Robert P. Moses

Dr. Robert P. Moses visited Milton as the Martin Luther King Jr. Day speaker. A contemporary of Dr. King, Dr. Moses is a math educator and was a leader in the Student Nonviolent Coordinating Committee (SNCC) during the civil rights movement of the 1960s. Dr. Moses worked to drive voter registration in Mississippi and, with Fannie Lou Hamer and Ella Baker, founded the Mississippi Freedom Democratic Party. After receiving a MacArthur Fellowship in 1982, he founded the Algebra Project Inc., to provide middle school students with the algebra skills to qualify for honors math and science classes in high school. Dr. Moses received his bachelor’s degree from Hamilton College and his Ph.D. from Harvard University. He taught math in the Bronx, Mississippi, Florida and Tanzania. Dr. Moses is the co-author, with Charles E. Cobb Jr., of the book Radical Equations—Civil Rights from Mississippi to the Algebra Project. He has taught at Princeton University and as an adjunct professor at New York University’s School of Law. He serves on the Education Advisory of the Mathematical Sciences Research Institute.

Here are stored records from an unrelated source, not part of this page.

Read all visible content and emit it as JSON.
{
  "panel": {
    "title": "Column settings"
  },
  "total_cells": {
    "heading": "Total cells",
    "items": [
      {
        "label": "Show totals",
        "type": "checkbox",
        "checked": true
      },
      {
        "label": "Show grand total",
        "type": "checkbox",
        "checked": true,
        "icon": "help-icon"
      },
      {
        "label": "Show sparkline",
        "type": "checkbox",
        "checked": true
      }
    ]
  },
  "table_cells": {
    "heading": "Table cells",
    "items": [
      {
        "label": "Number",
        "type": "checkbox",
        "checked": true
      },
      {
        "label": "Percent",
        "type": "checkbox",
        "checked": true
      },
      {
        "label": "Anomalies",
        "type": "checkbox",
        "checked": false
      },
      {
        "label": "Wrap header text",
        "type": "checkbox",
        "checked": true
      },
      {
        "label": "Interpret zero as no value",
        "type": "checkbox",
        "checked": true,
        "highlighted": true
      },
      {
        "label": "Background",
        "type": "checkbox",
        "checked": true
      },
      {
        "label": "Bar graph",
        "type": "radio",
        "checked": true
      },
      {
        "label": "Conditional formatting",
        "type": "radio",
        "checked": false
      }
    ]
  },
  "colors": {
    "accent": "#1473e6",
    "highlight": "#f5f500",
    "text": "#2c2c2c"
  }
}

“In spite of itself, the country has expanded the idea of ‘we the people’ over the years. I see the country as lurching: moving forward and stepping back. It is a constant question: For whom does the Constitution exist? We need a Constitution that is appropriate for the 21st century and going forward.”

What’s the Big Idea?

As Robert F. Kennedy ’44 observed, the best ideas—the most daring, and those that make the most profound impact on our world—spring from the minds of people who are unafraid to ask “Why not?” This issue highlights Milton graduates whose ideas are limitless, who challenge outdated assumptions, and who champion new approaches to old problems. On campus, students and teachers celebrate not only thinking but rethinking, and the powerful good that can be achieved when minds are nurtured, compassionate, and free.